"[Y]ou can't make an omelet without breaking a few eggs [but] if you make only a little change, then it seems to be worthwhile"
- Harlan Ellison, "Repent, Harlequin!" Said the TickTockMan (1965)
I first met Addison in a small Italian café at the upscale Yorkville neighborhood in downtown Toronto. The plan was to discuss potential legal cooperation as we were both tech lawyers. However, before the sparkling water arrived to the table, I smelled the sweet smell of revolution in the air.
Both of us were running our own online services of legal information but we quickly realized that together we can do much more. Something that hadn’t been done before – create a search engine of the world’s regulations in English. As usual with startups we were too busy with the financial projections to realize the magnitude and challenges of such a project.
Nonetheless, very quickly it dawned on us that when you are offering a source that was never available before (e.g., Canadian academics can now read Italian legislation in English) you need to convince users that it is valuable.
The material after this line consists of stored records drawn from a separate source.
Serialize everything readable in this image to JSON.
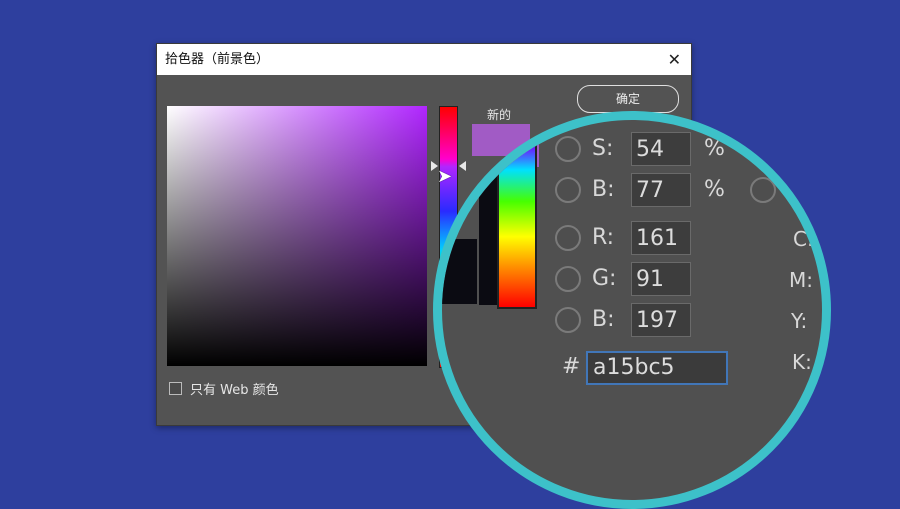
{
  "window": {
    "title": "拾色器（前景色）",
    "close_glyph": "✕"
  },
  "buttons": {
    "ok_label": "确定"
  },
  "preview": {
    "new_label": "新的",
    "new_color": "#a15bc5"
  },
  "options": {
    "web_only_label": "只有 Web 颜色"
  },
  "fields": {
    "s": {
      "label": "S:",
      "value": "54",
      "unit": "%"
    },
    "b": {
      "label": "B:",
      "value": "77",
      "unit": "%"
    },
    "r": {
      "label": "R:",
      "value": "161"
    },
    "g": {
      "label": "G:",
      "value": "91"
    },
    "blue": {
      "label": "B:",
      "value": "197"
    },
    "hex": {
      "label": "#",
      "value": "a15bc5"
    }
  },
  "cmyk": {
    "c_label": "C:",
    "m_label": "M:",
    "y_label": "Y:",
    "k_label": "K:"
  },
  "colors": {
    "background": "#2e3f9e",
    "lens_border": "#3dc1c9",
    "hex_focus": "#4176b8"
  },
  "icons": {
    "close": "close-icon",
    "cursor": "pointer-cursor-icon"
  }
}
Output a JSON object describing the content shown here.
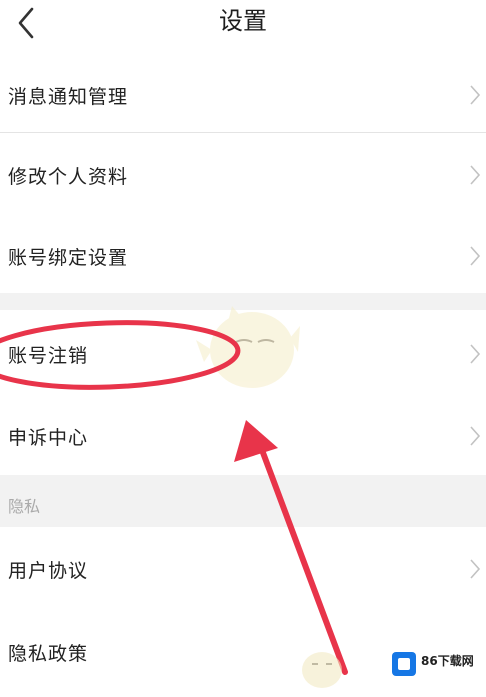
{
  "header": {
    "title": "设置",
    "back_icon": "chevron-left-icon"
  },
  "menu": {
    "notifications": "消息通知管理",
    "edit_profile": "修改个人资料",
    "account_binding": "账号绑定设置",
    "account_cancel": "账号注销",
    "complaint_center": "申诉中心",
    "privacy_section": "隐私",
    "user_agreement": "用户协议",
    "privacy_policy": "隐私政策"
  },
  "watermark": {
    "site": "86下载网"
  },
  "colors": {
    "annotation_red": "#e8344a",
    "logo_blue": "#1677e5",
    "section_bg": "#f2f2f2"
  }
}
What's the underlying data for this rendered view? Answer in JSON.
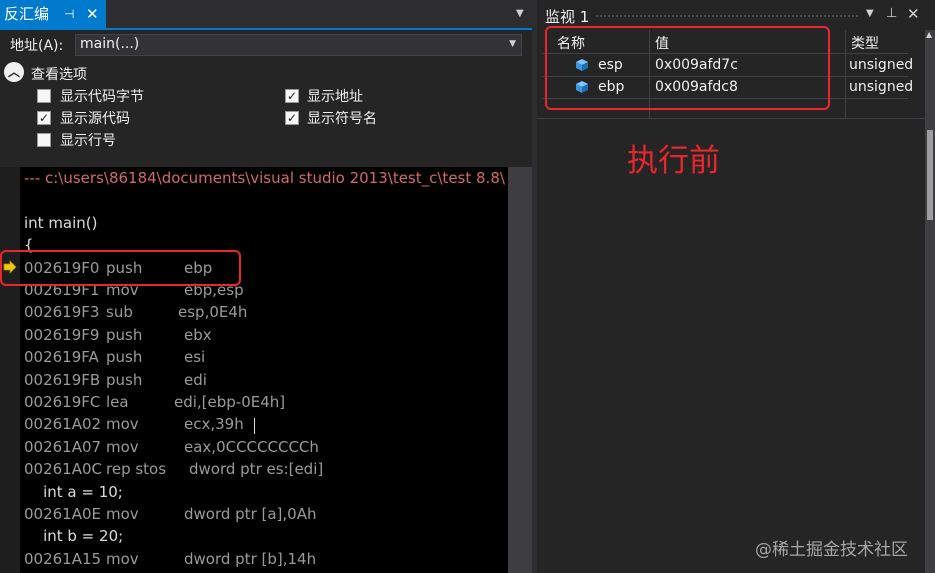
{
  "left_panel": {
    "tab_title": "反汇编",
    "pin_glyph": "⊣",
    "close_glyph": "✕",
    "address_label": "地址(A):",
    "address_value": "main(...)",
    "options_title": "查看选项",
    "options": [
      {
        "label": "显示代码字节",
        "checked": false
      },
      {
        "label": "显示地址",
        "checked": true
      },
      {
        "label": "显示源代码",
        "checked": true
      },
      {
        "label": "显示符号名",
        "checked": true
      },
      {
        "label": "显示行号",
        "checked": false
      }
    ]
  },
  "code": {
    "header_comment": "--- c:\\users\\86184\\documents\\visual studio 2013\\test_c\\test 8.8\\",
    "lines": [
      {
        "type": "blank",
        "text": ""
      },
      {
        "type": "src",
        "text": "int main()"
      },
      {
        "type": "src",
        "text": "{"
      },
      {
        "type": "asm",
        "addr": "002619F0",
        "op": "push",
        "args": "ebp"
      },
      {
        "type": "asm",
        "addr": "002619F1",
        "op": "mov",
        "args": "ebp,esp"
      },
      {
        "type": "asm",
        "addr": "002619F3",
        "op": "sub",
        "args": "esp,0E4h"
      },
      {
        "type": "asm",
        "addr": "002619F9",
        "op": "push",
        "args": "ebx"
      },
      {
        "type": "asm",
        "addr": "002619FA",
        "op": "push",
        "args": "esi"
      },
      {
        "type": "asm",
        "addr": "002619FB",
        "op": "push",
        "args": "edi"
      },
      {
        "type": "asm",
        "addr": "002619FC",
        "op": "lea",
        "args": "edi,[ebp-0E4h]"
      },
      {
        "type": "asm",
        "addr": "00261A02",
        "op": "mov",
        "args": "ecx,39h"
      },
      {
        "type": "asm",
        "addr": "00261A07",
        "op": "mov",
        "args": "eax,0CCCCCCCCh"
      },
      {
        "type": "asm",
        "addr": "00261A0C",
        "op": "rep stos",
        "args": "dword ptr es:[edi]"
      },
      {
        "type": "src",
        "text": "    int a = 10;"
      },
      {
        "type": "asm",
        "addr": "00261A0E",
        "op": "mov",
        "args": "dword ptr [a],0Ah"
      },
      {
        "type": "src",
        "text": "    int b = 20;"
      },
      {
        "type": "asm",
        "addr": "00261A15",
        "op": "mov",
        "args": "dword ptr [b],14h"
      }
    ]
  },
  "watch_panel": {
    "title": "监视 1",
    "columns": [
      "名称",
      "值",
      "类型"
    ],
    "rows": [
      {
        "name": "esp",
        "value": "0x009afd7c",
        "type": "unsigned"
      },
      {
        "name": "ebp",
        "value": "0x009afdc8",
        "type": "unsigned"
      }
    ]
  },
  "annotation": "执行前",
  "watermark": "@稀土掘金技术社区",
  "colors": {
    "accent": "#007acc",
    "highlight_box": "#e8262b",
    "arrow": "#f2c811"
  }
}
More than once we heard American or Australian regulators pondering why should they look at regulations from Denmark, for example?
‘We are looking only at comparable jurisdictions’, they told us. ‘What lessons can we possibly draw from remote parts of the world?!’. It was academics, that immediately realized the potential and started exploring the database with enthusiasm. And surprisingly enough, it was the tech giants Microsoft, Google and Amazon, that generously supported our vision.
After a year of hard work – we have the big data: 1.6 million laws and regulations from 85 countries in English; from which 750,000 laws and regulations are machine translated from 26 languages; and 250,000 technical standards provided by ANSI. For the first time, the global regulation is now searchable, in full text, in English.
Loyal to our vision of ‘better regulation for a better world’ we decided to employ the World Bank’s purchasing power parity index so that an annual subscription that cost $500 in Japan and $750 in the US, will cost $27 in Afghanistan and $24 in Uganda. We believe that the world’s laws should be available to everyone everywhere.
What’s next? This is a good question. Big data begs for analytics and we already provide some tools that enable the user to determine the complexity of a certain field across jurisdictions, including a ‘heat map’ and legislation changes across time; extract penalties clauses and amounts in USD; and offer search ideas based on word-frequency cross-reference of the entire database.
We will keep employing technology, especially Artificial Intelligence, for the benefit of people as part of our mission to create ‘the policy advisor of the future’. We’re trying to predict future penalties based on past patterns, offer regulators recommended regulations based on other countries experience and expand the database as much as possible.
I watch our search log everyday. Sometimes more than once. And when I see a government user from Indonesia looking at space regulations from Mexico, or an American academic searching Chinese legislation on privacy - it is then that I know that the revolution has already started. We just need to let everyone know about it.